» TASK OBJECTIVE
Set down the data below word for word, and leave the images aside.

» EXTRACTED INFORMATION
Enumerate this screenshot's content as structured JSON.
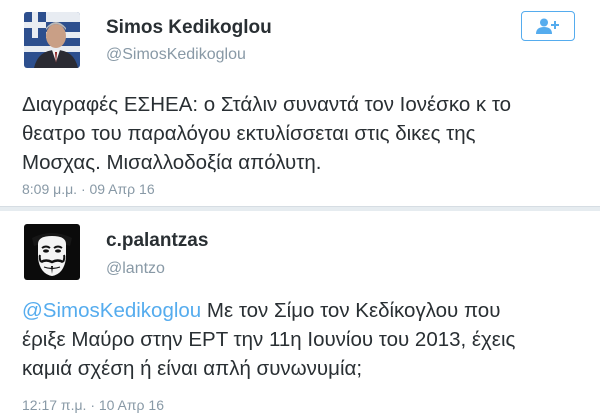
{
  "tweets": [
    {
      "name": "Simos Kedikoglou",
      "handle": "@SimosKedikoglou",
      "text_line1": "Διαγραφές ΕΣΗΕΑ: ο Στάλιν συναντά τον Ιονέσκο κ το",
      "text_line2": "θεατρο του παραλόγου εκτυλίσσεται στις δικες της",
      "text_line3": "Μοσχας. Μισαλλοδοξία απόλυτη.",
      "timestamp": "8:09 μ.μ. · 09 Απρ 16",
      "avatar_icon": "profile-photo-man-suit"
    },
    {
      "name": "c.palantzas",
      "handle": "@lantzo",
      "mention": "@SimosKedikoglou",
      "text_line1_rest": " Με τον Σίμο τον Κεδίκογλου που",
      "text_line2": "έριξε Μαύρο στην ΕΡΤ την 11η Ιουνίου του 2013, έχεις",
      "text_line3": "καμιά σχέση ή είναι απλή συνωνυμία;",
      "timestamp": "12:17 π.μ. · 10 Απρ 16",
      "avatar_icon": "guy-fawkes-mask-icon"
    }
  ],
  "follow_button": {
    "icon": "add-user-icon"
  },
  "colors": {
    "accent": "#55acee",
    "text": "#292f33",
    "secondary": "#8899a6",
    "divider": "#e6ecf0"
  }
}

» RESPONSE TO THIS TASK
Enumerate this screenshot's content as structured JSON.
{
  "tweets": [
    {
      "name": "Simos Kedikoglou",
      "handle": "@SimosKedikoglou",
      "text_line1": "Διαγραφές ΕΣΗΕΑ: ο Στάλιν συναντά τον Ιονέσκο κ το",
      "text_line2": "θεατρο του παραλόγου εκτυλίσσεται στις δικες της",
      "text_line3": "Μοσχας. Μισαλλοδοξία απόλυτη.",
      "timestamp": "8:09 μ.μ. · 09 Απρ 16",
      "avatar_icon": "profile-photo-man-suit"
    },
    {
      "name": "c.palantzas",
      "handle": "@lantzo",
      "mention": "@SimosKedikoglou",
      "text_line1_rest": " Με τον Σίμο τον Κεδίκογλου που",
      "text_line2": "έριξε Μαύρο στην ΕΡΤ την 11η Ιουνίου του 2013, έχεις",
      "text_line3": "καμιά σχέση ή είναι απλή συνωνυμία;",
      "timestamp": "12:17 π.μ. · 10 Απρ 16",
      "avatar_icon": "guy-fawkes-mask-icon"
    }
  ],
  "follow_button": {
    "icon": "add-user-icon"
  },
  "colors": {
    "accent": "#55acee",
    "text": "#292f33",
    "secondary": "#8899a6",
    "divider": "#e6ecf0"
  }
}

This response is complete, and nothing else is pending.